=== Section Start ===
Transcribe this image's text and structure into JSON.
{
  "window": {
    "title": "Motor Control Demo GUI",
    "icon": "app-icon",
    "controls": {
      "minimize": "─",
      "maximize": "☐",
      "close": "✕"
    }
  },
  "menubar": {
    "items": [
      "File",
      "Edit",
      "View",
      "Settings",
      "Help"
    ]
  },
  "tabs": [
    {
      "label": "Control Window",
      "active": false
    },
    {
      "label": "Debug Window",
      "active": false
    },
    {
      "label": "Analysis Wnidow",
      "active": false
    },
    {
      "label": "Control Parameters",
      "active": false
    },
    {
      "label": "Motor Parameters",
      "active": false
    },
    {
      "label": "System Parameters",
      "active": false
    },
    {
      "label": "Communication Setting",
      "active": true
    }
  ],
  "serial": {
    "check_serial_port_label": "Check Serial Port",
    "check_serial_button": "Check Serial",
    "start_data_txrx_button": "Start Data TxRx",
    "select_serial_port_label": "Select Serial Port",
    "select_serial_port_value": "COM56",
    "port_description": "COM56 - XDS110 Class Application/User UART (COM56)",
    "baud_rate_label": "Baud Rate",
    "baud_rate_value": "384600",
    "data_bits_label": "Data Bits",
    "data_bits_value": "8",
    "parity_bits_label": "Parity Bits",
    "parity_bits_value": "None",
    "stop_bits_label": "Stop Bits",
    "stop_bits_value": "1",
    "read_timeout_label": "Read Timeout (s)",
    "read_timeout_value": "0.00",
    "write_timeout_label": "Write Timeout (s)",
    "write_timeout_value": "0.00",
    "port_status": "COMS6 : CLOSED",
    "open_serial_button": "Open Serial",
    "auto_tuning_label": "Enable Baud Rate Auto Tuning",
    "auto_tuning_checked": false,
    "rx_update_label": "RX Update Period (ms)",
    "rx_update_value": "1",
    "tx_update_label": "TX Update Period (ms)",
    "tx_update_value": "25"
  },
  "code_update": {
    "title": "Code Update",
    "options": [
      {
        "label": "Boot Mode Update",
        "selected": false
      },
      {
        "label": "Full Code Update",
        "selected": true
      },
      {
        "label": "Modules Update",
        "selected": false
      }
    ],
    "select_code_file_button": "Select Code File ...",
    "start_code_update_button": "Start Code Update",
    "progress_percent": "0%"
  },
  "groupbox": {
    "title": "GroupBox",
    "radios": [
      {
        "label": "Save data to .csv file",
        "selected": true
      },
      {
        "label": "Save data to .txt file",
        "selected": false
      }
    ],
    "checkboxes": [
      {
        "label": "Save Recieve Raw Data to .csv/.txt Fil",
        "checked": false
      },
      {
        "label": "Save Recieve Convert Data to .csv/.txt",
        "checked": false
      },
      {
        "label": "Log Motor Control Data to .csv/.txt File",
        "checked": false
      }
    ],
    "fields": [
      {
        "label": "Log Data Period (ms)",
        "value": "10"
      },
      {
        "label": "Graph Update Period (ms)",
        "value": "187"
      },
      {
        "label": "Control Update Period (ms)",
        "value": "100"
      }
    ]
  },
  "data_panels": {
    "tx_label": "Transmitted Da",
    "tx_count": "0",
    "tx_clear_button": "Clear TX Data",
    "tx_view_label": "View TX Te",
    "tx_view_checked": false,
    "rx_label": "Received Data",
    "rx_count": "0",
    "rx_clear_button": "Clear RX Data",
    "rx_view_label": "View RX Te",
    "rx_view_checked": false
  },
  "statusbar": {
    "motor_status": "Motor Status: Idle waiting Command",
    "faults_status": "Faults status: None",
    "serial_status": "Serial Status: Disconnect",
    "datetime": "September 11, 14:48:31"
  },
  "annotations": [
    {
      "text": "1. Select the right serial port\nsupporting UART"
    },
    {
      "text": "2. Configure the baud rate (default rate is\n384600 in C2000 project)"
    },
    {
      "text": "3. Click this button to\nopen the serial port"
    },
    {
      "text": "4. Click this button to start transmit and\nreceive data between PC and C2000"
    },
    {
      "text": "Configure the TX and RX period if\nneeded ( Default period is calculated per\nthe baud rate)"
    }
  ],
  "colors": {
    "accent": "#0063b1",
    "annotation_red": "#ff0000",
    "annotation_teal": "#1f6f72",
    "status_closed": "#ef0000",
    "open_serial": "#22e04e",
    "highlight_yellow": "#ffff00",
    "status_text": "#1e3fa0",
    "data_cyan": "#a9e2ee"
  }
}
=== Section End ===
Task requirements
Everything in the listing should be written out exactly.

Reply to the task
Transcribe this image's text and structure into JSON.
{
  "window": {
    "title": "Motor Control Demo GUI",
    "icon": "app-icon",
    "controls": {
      "minimize": "─",
      "maximize": "☐",
      "close": "✕"
    }
  },
  "menubar": {
    "items": [
      "File",
      "Edit",
      "View",
      "Settings",
      "Help"
    ]
  },
  "tabs": [
    {
      "label": "Control Window",
      "active": false
    },
    {
      "label": "Debug Window",
      "active": false
    },
    {
      "label": "Analysis Wnidow",
      "active": false
    },
    {
      "label": "Control Parameters",
      "active": false
    },
    {
      "label": "Motor Parameters",
      "active": false
    },
    {
      "label": "System Parameters",
      "active": false
    },
    {
      "label": "Communication Setting",
      "active": true
    }
  ],
  "serial": {
    "check_serial_port_label": "Check Serial Port",
    "check_serial_button": "Check Serial",
    "start_data_txrx_button": "Start Data TxRx",
    "select_serial_port_label": "Select Serial Port",
    "select_serial_port_value": "COM56",
    "port_description": "COM56 - XDS110 Class Application/User UART (COM56)",
    "baud_rate_label": "Baud Rate",
    "baud_rate_value": "384600",
    "data_bits_label": "Data Bits",
    "data_bits_value": "8",
    "parity_bits_label": "Parity Bits",
    "parity_bits_value": "None",
    "stop_bits_label": "Stop Bits",
    "stop_bits_value": "1",
    "read_timeout_label": "Read Timeout (s)",
    "read_timeout_value": "0.00",
    "write_timeout_label": "Write Timeout (s)",
    "write_timeout_value": "0.00",
    "port_status": "COMS6 : CLOSED",
    "open_serial_button": "Open Serial",
    "auto_tuning_label": "Enable Baud Rate Auto Tuning",
    "auto_tuning_checked": false,
    "rx_update_label": "RX Update Period (ms)",
    "rx_update_value": "1",
    "tx_update_label": "TX Update Period (ms)",
    "tx_update_value": "25"
  },
  "code_update": {
    "title": "Code Update",
    "options": [
      {
        "label": "Boot Mode Update",
        "selected": false
      },
      {
        "label": "Full Code Update",
        "selected": true
      },
      {
        "label": "Modules Update",
        "selected": false
      }
    ],
    "select_code_file_button": "Select Code File ...",
    "start_code_update_button": "Start Code Update",
    "progress_percent": "0%"
  },
  "groupbox": {
    "title": "GroupBox",
    "radios": [
      {
        "label": "Save data to .csv file",
        "selected": true
      },
      {
        "label": "Save data to .txt file",
        "selected": false
      }
    ],
    "checkboxes": [
      {
        "label": "Save Recieve Raw Data to .csv/.txt Fil",
        "checked": false
      },
      {
        "label": "Save Recieve Convert Data to .csv/.txt",
        "checked": false
      },
      {
        "label": "Log Motor Control Data to .csv/.txt File",
        "checked": false
      }
    ],
    "fields": [
      {
        "label": "Log Data Period (ms)",
        "value": "10"
      },
      {
        "label": "Graph Update Period (ms)",
        "value": "187"
      },
      {
        "label": "Control Update Period (ms)",
        "value": "100"
      }
    ]
  },
  "data_panels": {
    "tx_label": "Transmitted Da",
    "tx_count": "0",
    "tx_clear_button": "Clear TX Data",
    "tx_view_label": "View TX Te",
    "tx_view_checked": false,
    "rx_label": "Received Data",
    "rx_count": "0",
    "rx_clear_button": "Clear RX Data",
    "rx_view_label": "View RX Te",
    "rx_view_checked": false
  },
  "statusbar": {
    "motor_status": "Motor Status: Idle waiting Command",
    "faults_status": "Faults status: None",
    "serial_status": "Serial Status: Disconnect",
    "datetime": "September 11, 14:48:31"
  },
  "annotations": [
    {
      "text": "1. Select the right serial port\nsupporting UART"
    },
    {
      "text": "2. Configure the baud rate (default rate is\n384600 in C2000 project)"
    },
    {
      "text": "3. Click this button to\nopen the serial port"
    },
    {
      "text": "4. Click this button to start transmit and\nreceive data between PC and C2000"
    },
    {
      "text": "Configure the TX and RX period if\nneeded ( Default period is calculated per\nthe baud rate)"
    }
  ],
  "colors": {
    "accent": "#0063b1",
    "annotation_red": "#ff0000",
    "annotation_teal": "#1f6f72",
    "status_closed": "#ef0000",
    "open_serial": "#22e04e",
    "highlight_yellow": "#ffff00",
    "status_text": "#1e3fa0",
    "data_cyan": "#a9e2ee"
  }
}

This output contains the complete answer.